by Penn Kemp

To make a prairie it takes a clover and one bee,
One clover, and a bee. / And revery.
The revery alone will do,
If bees are few.

Bees are sadly far fewer now, dear Emily Dickinson, but
these days it will take more than revery to save our planet,
our province, our town. What is right action? What follows
hope? We write protest letters to ban roundup. We march.

What to do when garden centres sell ‘bee-friendly’ plants
laced with hazardous insecticide levels? We search for
neonicotinoid-free nurseries that offer pollinator-friendly  
wildflowers, native old-fashioned flora—late blooming
asters, brown-eyed Susan, goldenrod and wild bergamot.

We are entangled in the consequence of folly and greed.
Where do we take refuge? A walled garden, an open field?
Where do we find ourselves, our freedom, in the ongoing
lurch between our own restoration and public offerings?

We bear witness. We cannot be excused until we change
the narrative. We retrieve all the paradox of multiplicity.
We learn to live with the many complexities of community,
whether wild or sustained, whether municipal or country.

We learn respect. We learn to listen. We learn when to be
still and when to move.
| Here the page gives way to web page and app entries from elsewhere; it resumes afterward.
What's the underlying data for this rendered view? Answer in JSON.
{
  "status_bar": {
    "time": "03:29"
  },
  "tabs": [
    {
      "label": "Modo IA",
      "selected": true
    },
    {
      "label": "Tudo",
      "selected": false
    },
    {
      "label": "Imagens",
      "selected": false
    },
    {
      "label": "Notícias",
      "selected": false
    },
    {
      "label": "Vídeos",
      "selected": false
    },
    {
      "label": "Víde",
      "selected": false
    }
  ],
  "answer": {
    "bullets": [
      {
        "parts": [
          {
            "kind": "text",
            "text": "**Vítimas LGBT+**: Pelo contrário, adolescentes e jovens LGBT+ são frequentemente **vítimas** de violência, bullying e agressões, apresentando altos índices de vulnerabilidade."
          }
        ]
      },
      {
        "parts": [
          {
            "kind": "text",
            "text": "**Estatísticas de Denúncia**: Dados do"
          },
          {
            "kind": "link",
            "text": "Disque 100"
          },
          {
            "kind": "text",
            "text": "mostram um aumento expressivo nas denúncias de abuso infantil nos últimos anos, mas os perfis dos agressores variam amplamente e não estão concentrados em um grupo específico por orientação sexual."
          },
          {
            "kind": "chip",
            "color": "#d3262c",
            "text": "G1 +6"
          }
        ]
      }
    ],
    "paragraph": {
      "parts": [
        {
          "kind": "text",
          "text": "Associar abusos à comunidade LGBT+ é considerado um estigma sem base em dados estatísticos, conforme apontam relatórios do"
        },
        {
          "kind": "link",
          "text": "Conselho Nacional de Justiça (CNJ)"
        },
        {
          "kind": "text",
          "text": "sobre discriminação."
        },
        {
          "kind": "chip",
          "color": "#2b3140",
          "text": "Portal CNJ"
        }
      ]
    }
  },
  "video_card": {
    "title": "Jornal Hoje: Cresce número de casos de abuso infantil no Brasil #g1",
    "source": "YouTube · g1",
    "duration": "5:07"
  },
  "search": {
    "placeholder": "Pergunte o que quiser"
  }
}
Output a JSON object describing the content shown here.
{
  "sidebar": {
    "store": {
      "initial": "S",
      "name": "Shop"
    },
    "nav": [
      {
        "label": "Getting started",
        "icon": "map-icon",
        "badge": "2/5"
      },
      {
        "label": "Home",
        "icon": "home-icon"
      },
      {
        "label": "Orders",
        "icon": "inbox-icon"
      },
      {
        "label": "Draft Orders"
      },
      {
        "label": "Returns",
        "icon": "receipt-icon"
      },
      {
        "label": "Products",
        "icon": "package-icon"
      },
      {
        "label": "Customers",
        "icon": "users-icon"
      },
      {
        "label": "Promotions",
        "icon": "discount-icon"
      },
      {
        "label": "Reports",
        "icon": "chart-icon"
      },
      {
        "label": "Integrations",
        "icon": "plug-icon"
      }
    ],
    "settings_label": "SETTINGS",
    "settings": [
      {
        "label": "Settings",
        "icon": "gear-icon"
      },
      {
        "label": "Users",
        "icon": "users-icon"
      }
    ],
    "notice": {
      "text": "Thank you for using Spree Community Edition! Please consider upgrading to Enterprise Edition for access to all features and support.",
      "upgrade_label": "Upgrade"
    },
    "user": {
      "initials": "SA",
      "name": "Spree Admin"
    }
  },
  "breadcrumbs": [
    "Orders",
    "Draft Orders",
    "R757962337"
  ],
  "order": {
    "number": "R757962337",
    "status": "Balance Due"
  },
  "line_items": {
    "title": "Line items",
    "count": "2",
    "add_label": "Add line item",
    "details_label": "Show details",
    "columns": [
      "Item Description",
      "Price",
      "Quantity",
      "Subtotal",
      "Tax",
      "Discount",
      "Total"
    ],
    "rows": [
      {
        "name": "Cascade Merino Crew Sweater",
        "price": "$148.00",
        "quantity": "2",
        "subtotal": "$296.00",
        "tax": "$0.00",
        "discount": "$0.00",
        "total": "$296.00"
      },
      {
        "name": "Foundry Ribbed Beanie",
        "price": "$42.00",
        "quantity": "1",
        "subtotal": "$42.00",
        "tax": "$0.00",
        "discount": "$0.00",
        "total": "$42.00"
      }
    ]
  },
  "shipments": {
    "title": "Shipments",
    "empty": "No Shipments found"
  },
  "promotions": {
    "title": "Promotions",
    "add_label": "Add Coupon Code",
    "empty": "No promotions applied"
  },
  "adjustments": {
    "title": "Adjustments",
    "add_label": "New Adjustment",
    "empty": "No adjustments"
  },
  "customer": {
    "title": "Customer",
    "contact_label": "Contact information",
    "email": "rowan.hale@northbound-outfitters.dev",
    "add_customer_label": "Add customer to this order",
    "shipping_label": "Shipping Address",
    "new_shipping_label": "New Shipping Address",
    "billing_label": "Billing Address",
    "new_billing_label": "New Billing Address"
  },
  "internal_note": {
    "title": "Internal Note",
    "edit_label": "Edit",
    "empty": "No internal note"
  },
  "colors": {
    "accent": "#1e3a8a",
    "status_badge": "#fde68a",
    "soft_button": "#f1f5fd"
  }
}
Revery will no longer do but it’s
a start, the necessary pause before action we can trust.
We call on the Goddess to guide us. We call Demeter here.